“Do everything without grumbling and arguing, so that you may be blameless and pure, children of God who are faultless in a crooked and perverted generation, among whom you shine like stars in the world,” – Phil. 2:14-15.
5. The Sound Man. Okay, okay I know this doesn’t’ exactly follow the theme. But the sound man always gets a hard time. People aren’t really lining up to be the sound man in church. One little squeal and the collective death-stare of antipathy is aimed and immediately fired in your direction. It’s such a high-impact, stressful job… you wouldn’t believe it. If you get your feelings hurt easily, or if you give up when you feel over loaded, or if you have a problem saying the phrase, “No, we can’t do that,” then DON’T sign up to be the sound man. You can’t handle it.
Love on your sound man. He is an indispensible part of your church, and he rarely is recognized. Except, of course, when something goes wrong. If you didn’t notice anything about the sound in service this week, then he did a great job. Tell him.
No scripture for this one. It came straight from the book of 2 Opinions. New International Wolfe Version.
DISCLAIMER: I hope we can take all of this in good fun. If we can’t laugh about our personal flaws, we’re in bad shape. Everyone in the church has character flaws. EVERYONE. And many of us find ourselves performing these not-so glorious roles in the body from time to time.
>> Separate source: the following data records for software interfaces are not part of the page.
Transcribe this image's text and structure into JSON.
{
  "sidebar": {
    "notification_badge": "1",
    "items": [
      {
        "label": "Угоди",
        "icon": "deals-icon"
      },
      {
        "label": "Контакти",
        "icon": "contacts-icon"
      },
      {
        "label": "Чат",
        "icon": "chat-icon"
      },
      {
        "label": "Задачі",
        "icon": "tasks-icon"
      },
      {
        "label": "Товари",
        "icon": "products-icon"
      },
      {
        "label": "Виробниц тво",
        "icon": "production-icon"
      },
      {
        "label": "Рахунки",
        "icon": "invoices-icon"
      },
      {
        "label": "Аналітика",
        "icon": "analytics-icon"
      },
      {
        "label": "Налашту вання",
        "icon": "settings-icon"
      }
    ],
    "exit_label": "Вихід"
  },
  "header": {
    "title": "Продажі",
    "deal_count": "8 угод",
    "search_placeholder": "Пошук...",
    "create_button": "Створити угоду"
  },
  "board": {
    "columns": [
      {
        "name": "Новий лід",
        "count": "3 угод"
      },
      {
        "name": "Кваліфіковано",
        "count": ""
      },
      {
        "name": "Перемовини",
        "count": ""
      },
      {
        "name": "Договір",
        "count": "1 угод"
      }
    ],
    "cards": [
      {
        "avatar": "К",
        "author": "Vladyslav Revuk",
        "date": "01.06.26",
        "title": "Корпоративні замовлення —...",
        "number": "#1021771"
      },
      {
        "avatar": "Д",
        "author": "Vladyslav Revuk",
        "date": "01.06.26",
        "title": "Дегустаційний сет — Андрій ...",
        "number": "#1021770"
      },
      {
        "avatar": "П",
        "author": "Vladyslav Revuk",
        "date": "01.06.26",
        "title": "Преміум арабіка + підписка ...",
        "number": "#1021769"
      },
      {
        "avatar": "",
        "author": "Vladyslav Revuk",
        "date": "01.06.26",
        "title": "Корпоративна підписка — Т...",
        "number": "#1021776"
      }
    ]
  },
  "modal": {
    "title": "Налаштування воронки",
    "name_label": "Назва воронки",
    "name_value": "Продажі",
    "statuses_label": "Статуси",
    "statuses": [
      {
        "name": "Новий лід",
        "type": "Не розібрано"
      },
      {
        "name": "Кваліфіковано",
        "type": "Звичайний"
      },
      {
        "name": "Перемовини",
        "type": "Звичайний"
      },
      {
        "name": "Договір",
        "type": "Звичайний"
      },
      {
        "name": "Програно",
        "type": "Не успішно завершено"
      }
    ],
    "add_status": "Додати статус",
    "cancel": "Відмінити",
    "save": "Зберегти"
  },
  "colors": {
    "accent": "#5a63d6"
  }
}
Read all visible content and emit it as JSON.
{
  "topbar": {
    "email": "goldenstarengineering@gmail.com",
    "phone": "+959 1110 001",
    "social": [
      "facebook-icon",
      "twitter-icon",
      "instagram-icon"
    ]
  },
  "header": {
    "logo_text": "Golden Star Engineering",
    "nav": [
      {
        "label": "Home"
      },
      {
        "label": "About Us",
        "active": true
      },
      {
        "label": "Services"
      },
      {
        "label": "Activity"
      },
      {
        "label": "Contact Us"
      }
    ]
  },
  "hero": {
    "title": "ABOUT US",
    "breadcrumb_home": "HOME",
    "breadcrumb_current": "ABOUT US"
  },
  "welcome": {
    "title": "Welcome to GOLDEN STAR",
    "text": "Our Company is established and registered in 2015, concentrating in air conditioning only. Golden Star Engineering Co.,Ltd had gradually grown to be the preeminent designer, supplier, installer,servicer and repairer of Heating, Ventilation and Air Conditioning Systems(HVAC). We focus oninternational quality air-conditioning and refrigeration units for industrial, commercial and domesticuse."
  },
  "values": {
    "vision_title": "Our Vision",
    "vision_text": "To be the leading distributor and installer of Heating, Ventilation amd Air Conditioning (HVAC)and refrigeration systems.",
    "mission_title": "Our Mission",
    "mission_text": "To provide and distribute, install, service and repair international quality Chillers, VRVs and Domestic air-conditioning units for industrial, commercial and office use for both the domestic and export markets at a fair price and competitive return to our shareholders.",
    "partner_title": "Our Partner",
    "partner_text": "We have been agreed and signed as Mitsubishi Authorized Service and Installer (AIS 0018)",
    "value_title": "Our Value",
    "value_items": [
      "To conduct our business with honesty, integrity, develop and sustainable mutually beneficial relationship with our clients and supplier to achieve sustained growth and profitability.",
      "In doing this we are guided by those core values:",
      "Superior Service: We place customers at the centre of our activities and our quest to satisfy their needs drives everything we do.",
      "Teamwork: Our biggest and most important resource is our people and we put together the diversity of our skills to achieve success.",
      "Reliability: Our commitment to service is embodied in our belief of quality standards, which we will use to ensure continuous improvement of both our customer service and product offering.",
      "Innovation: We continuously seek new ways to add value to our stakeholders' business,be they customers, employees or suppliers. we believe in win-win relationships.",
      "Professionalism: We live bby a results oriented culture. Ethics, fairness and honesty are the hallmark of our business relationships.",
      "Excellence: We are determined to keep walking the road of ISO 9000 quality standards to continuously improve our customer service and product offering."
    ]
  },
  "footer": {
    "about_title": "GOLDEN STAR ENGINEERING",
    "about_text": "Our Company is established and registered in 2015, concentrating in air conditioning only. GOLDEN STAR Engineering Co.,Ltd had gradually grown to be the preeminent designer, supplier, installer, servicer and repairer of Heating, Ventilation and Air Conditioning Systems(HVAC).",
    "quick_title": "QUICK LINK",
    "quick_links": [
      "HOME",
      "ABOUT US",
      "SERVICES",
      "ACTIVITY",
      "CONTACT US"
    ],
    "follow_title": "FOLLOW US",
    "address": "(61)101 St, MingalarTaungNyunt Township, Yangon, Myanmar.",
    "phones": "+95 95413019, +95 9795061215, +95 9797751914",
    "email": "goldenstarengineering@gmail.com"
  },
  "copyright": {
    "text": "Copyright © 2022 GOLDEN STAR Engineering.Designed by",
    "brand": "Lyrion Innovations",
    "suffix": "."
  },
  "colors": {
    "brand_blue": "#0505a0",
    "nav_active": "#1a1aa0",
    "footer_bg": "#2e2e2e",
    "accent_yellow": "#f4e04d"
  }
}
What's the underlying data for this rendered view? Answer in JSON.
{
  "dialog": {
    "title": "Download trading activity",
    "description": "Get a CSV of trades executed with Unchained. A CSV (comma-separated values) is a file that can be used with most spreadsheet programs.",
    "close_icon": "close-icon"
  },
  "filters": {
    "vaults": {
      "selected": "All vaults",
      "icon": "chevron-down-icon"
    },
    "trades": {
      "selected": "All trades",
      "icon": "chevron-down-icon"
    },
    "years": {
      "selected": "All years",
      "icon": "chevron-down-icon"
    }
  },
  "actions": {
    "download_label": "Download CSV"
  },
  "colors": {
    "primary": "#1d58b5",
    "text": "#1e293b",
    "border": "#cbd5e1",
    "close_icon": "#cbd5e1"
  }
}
We need to work hard, against our fleshly nature, to be a people of love who promote peace and unity within the church body. I’ll keep working on me. You keep working on you. And together, even through our weaknesses, He will be made strong.
FUN WITH THE OBVIOUS: On the rare occasion, some extremely blessed churches have the great privilege of only one person who fills all of these 5 roles well. In these instances, you have… A penetratingly inquisitive, indispensable, blood-sucking nitpicker who takes out his frustrations by making the Music Minister sound like a mouse, the piano reverb as if in a barrel, and the preacher cut his sermon 25 minutes short because of “technical difficulties” with the microphones. What a blessing. 🙂
Grace and Peace,